____ Task material

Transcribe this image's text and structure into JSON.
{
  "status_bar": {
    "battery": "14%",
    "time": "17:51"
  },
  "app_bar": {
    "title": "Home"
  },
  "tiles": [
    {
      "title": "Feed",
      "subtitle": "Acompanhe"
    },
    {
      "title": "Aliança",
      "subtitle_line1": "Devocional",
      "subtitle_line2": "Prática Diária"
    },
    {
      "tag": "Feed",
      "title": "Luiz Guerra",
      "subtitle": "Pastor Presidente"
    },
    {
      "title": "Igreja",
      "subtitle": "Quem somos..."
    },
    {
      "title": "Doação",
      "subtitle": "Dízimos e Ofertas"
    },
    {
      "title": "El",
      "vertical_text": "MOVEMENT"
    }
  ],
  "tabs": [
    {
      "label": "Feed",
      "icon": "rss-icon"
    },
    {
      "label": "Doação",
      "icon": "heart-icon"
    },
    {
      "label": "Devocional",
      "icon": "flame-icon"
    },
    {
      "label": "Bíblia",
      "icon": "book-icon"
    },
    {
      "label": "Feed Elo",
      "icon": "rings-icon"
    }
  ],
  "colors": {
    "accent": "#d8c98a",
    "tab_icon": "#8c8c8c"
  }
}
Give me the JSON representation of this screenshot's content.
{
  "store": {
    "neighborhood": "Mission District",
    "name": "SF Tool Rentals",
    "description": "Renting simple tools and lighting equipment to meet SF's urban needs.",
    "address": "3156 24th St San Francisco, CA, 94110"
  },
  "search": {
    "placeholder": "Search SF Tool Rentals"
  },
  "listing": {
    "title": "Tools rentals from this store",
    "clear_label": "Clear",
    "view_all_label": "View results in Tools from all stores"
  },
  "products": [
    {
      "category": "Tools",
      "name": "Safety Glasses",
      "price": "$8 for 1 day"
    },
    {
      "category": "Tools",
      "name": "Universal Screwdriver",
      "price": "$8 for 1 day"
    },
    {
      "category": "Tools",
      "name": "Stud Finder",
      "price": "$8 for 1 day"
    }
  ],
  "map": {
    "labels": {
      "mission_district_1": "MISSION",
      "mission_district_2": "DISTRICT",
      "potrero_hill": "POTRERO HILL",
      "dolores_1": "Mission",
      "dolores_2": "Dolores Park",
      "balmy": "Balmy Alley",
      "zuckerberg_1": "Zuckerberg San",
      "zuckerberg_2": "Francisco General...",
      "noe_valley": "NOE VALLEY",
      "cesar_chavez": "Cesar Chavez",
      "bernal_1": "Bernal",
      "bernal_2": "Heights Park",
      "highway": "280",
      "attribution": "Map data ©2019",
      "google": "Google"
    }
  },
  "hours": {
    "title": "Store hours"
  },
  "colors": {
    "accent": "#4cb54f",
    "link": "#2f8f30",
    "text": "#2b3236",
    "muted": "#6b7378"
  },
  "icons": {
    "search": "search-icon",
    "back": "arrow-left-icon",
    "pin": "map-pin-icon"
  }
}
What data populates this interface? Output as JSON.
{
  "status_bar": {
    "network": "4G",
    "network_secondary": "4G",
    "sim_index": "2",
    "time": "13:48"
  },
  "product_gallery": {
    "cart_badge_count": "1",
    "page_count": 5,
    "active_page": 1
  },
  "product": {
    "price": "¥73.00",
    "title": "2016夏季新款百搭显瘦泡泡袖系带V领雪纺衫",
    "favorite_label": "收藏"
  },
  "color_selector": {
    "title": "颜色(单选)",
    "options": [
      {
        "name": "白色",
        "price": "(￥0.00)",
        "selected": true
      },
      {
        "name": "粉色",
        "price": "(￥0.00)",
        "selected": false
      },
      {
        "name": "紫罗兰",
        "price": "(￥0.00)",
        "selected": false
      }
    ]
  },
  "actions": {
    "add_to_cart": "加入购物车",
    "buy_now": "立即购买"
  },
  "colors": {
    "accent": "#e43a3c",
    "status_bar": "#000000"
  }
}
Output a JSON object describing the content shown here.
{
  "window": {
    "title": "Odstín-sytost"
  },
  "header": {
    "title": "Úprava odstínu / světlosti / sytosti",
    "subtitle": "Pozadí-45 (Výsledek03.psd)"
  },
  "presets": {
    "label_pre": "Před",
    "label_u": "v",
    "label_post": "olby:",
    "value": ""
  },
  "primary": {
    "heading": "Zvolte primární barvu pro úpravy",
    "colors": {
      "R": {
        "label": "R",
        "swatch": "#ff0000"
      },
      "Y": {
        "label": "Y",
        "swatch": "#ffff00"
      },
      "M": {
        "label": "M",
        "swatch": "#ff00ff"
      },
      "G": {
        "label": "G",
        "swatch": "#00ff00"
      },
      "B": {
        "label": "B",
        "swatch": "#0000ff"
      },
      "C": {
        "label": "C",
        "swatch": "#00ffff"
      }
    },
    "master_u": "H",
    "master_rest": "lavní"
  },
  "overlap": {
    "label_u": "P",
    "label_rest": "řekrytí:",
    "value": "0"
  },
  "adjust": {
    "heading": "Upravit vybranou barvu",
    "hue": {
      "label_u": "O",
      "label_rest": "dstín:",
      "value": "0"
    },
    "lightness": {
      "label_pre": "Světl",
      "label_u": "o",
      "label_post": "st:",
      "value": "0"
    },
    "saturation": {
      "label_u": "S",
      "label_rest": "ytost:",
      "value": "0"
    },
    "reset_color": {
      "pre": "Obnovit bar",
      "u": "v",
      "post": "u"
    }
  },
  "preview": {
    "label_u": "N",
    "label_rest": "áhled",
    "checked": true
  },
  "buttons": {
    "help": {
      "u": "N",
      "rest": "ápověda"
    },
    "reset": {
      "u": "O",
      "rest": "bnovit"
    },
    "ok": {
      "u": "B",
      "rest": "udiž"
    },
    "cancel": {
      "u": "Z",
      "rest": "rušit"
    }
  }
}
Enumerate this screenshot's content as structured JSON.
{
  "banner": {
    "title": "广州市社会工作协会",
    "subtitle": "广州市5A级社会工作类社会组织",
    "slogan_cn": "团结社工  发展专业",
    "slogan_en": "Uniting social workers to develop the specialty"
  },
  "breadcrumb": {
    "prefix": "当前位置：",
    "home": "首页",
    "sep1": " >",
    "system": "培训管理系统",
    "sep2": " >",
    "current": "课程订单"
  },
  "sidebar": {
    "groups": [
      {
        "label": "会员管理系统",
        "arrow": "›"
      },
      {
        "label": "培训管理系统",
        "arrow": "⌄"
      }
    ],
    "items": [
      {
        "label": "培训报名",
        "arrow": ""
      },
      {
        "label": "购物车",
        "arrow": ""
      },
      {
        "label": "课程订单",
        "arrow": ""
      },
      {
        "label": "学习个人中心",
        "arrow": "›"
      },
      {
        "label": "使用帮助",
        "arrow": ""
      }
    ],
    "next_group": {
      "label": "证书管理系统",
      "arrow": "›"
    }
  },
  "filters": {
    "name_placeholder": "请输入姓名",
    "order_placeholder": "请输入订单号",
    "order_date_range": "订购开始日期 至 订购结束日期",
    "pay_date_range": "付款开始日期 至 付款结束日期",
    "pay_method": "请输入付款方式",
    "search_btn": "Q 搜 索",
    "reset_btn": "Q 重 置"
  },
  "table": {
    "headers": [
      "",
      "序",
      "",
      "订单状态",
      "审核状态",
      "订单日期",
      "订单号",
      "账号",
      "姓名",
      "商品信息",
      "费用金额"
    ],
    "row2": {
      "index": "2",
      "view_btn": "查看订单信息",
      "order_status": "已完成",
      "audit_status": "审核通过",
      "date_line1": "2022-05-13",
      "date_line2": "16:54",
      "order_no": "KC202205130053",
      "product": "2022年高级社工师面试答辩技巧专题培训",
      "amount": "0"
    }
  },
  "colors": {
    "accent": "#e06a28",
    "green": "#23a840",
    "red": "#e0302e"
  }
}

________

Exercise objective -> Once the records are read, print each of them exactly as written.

Answer to this problem ->
Transcribe this image's text and structure into JSON.
{
  "status_bar": {
    "battery": "14%",
    "time": "17:51"
  },
  "app_bar": {
    "title": "Home"
  },
  "tiles": [
    {
      "title": "Feed",
      "subtitle": "Acompanhe"
    },
    {
      "title": "Aliança",
      "subtitle_line1": "Devocional",
      "subtitle_line2": "Prática Diária"
    },
    {
      "tag": "Feed",
      "title": "Luiz Guerra",
      "subtitle": "Pastor Presidente"
    },
    {
      "title": "Igreja",
      "subtitle": "Quem somos..."
    },
    {
      "title": "Doação",
      "subtitle": "Dízimos e Ofertas"
    },
    {
      "title": "El",
      "vertical_text": "MOVEMENT"
    }
  ],
  "tabs": [
    {
      "label": "Feed",
      "icon": "rss-icon"
    },
    {
      "label": "Doação",
      "icon": "heart-icon"
    },
    {
      "label": "Devocional",
      "icon": "flame-icon"
    },
    {
      "label": "Bíblia",
      "icon": "book-icon"
    },
    {
      "label": "Feed Elo",
      "icon": "rings-icon"
    }
  ],
  "colors": {
    "accent": "#d8c98a",
    "tab_icon": "#8c8c8c"
  }
}
Give me the JSON representation of this screenshot's content.
{
  "store": {
    "neighborhood": "Mission District",
    "name": "SF Tool Rentals",
    "description": "Renting simple tools and lighting equipment to meet SF's urban needs.",
    "address": "3156 24th St San Francisco, CA, 94110"
  },
  "search": {
    "placeholder": "Search SF Tool Rentals"
  },
  "listing": {
    "title": "Tools rentals from this store",
    "clear_label": "Clear",
    "view_all_label": "View results in Tools from all stores"
  },
  "products": [
    {
      "category": "Tools",
      "name": "Safety Glasses",
      "price": "$8 for 1 day"
    },
    {
      "category": "Tools",
      "name": "Universal Screwdriver",
      "price": "$8 for 1 day"
    },
    {
      "category": "Tools",
      "name": "Stud Finder",
      "price": "$8 for 1 day"
    }
  ],
  "map": {
    "labels": {
      "mission_district_1": "MISSION",
      "mission_district_2": "DISTRICT",
      "potrero_hill": "POTRERO HILL",
      "dolores_1": "Mission",
      "dolores_2": "Dolores Park",
      "balmy": "Balmy Alley",
      "zuckerberg_1": "Zuckerberg San",
      "zuckerberg_2": "Francisco General...",
      "noe_valley": "NOE VALLEY",
      "cesar_chavez": "Cesar Chavez",
      "bernal_1": "Bernal",
      "bernal_2": "Heights Park",
      "highway": "280",
      "attribution": "Map data ©2019",
      "google": "Google"
    }
  },
  "hours": {
    "title": "Store hours"
  },
  "colors": {
    "accent": "#4cb54f",
    "link": "#2f8f30",
    "text": "#2b3236",
    "muted": "#6b7378"
  },
  "icons": {
    "search": "search-icon",
    "back": "arrow-left-icon",
    "pin": "map-pin-icon"
  }
}
What data populates this interface? Output as JSON.
{
  "status_bar": {
    "network": "4G",
    "network_secondary": "4G",
    "sim_index": "2",
    "time": "13:48"
  },
  "product_gallery": {
    "cart_badge_count": "1",
    "page_count": 5,
    "active_page": 1
  },
  "product": {
    "price": "¥73.00",
    "title": "2016夏季新款百搭显瘦泡泡袖系带V领雪纺衫",
    "favorite_label": "收藏"
  },
  "color_selector": {
    "title": "颜色(单选)",
    "options": [
      {
        "name": "白色",
        "price": "(￥0.00)",
        "selected": true
      },
      {
        "name": "粉色",
        "price": "(￥0.00)",
        "selected": false
      },
      {
        "name": "紫罗兰",
        "price": "(￥0.00)",
        "selected": false
      }
    ]
  },
  "actions": {
    "add_to_cart": "加入购物车",
    "buy_now": "立即购买"
  },
  "colors": {
    "accent": "#e43a3c",
    "status_bar": "#000000"
  }
}
Output a JSON object describing the content shown here.
{
  "window": {
    "title": "Odstín-sytost"
  },
  "header": {
    "title": "Úprava odstínu / světlosti / sytosti",
    "subtitle": "Pozadí-45 (Výsledek03.psd)"
  },
  "presets": {
    "label_pre": "Před",
    "label_u": "v",
    "label_post": "olby:",
    "value": ""
  },
  "primary": {
    "heading": "Zvolte primární barvu pro úpravy",
    "colors": {
      "R": {
        "label": "R",
        "swatch": "#ff0000"
      },
      "Y": {
        "label": "Y",
        "swatch": "#ffff00"
      },
      "M": {
        "label": "M",
        "swatch": "#ff00ff"
      },
      "G": {
        "label": "G",
        "swatch": "#00ff00"
      },
      "B": {
        "label": "B",
        "swatch": "#0000ff"
      },
      "C": {
        "label": "C",
        "swatch": "#00ffff"
      }
    },
    "master_u": "H",
    "master_rest": "lavní"
  },
  "overlap": {
    "label_u": "P",
    "label_rest": "řekrytí:",
    "value": "0"
  },
  "adjust": {
    "heading": "Upravit vybranou barvu",
    "hue": {
      "label_u": "O",
      "label_rest": "dstín:",
      "value": "0"
    },
    "lightness": {
      "label_pre": "Světl",
      "label_u": "o",
      "label_post": "st:",
      "value": "0"
    },
    "saturation": {
      "label_u": "S",
      "label_rest": "ytost:",
      "value": "0"
    },
    "reset_color": {
      "pre": "Obnovit bar",
      "u": "v",
      "post": "u"
    }
  },
  "preview": {
    "label_u": "N",
    "label_rest": "áhled",
    "checked": true
  },
  "buttons": {
    "help": {
      "u": "N",
      "rest": "ápověda"
    },
    "reset": {
      "u": "O",
      "rest": "bnovit"
    },
    "ok": {
      "u": "B",
      "rest": "udiž"
    },
    "cancel": {
      "u": "Z",
      "rest": "rušit"
    }
  }
}
Enumerate this screenshot's content as structured JSON.
{
  "banner": {
    "title": "广州市社会工作协会",
    "subtitle": "广州市5A级社会工作类社会组织",
    "slogan_cn": "团结社工  发展专业",
    "slogan_en": "Uniting social workers to develop the specialty"
  },
  "breadcrumb": {
    "prefix": "当前位置：",
    "home": "首页",
    "sep1": " >",
    "system": "培训管理系统",
    "sep2": " >",
    "current": "课程订单"
  },
  "sidebar": {
    "groups": [
      {
        "label": "会员管理系统",
        "arrow": "›"
      },
      {
        "label": "培训管理系统",
        "arrow": "⌄"
      }
    ],
    "items": [
      {
        "label": "培训报名",
        "arrow": ""
      },
      {
        "label": "购物车",
        "arrow": ""
      },
      {
        "label": "课程订单",
        "arrow": ""
      },
      {
        "label": "学习个人中心",
        "arrow": "›"
      },
      {
        "label": "使用帮助",
        "arrow": ""
      }
    ],
    "next_group": {
      "label": "证书管理系统",
      "arrow": "›"
    }
  },
  "filters": {
    "name_placeholder": "请输入姓名",
    "order_placeholder": "请输入订单号",
    "order_date_range": "订购开始日期 至 订购结束日期",
    "pay_date_range": "付款开始日期 至 付款结束日期",
    "pay_method": "请输入付款方式",
    "search_btn": "Q 搜 索",
    "reset_btn": "Q 重 置"
  },
  "table": {
    "headers": [
      "",
      "序",
      "",
      "订单状态",
      "审核状态",
      "订单日期",
      "订单号",
      "账号",
      "姓名",
      "商品信息",
      "费用金额"
    ],
    "row2": {
      "index": "2",
      "view_btn": "查看订单信息",
      "order_status": "已完成",
      "audit_status": "审核通过",
      "date_line1": "2022-05-13",
      "date_line2": "16:54",
      "order_no": "KC202205130053",
      "product": "2022年高级社工师面试答辩技巧专题培训",
      "amount": "0"
    }
  },
  "colors": {
    "accent": "#e06a28",
    "green": "#23a840",
    "red": "#e0302e"
  }
}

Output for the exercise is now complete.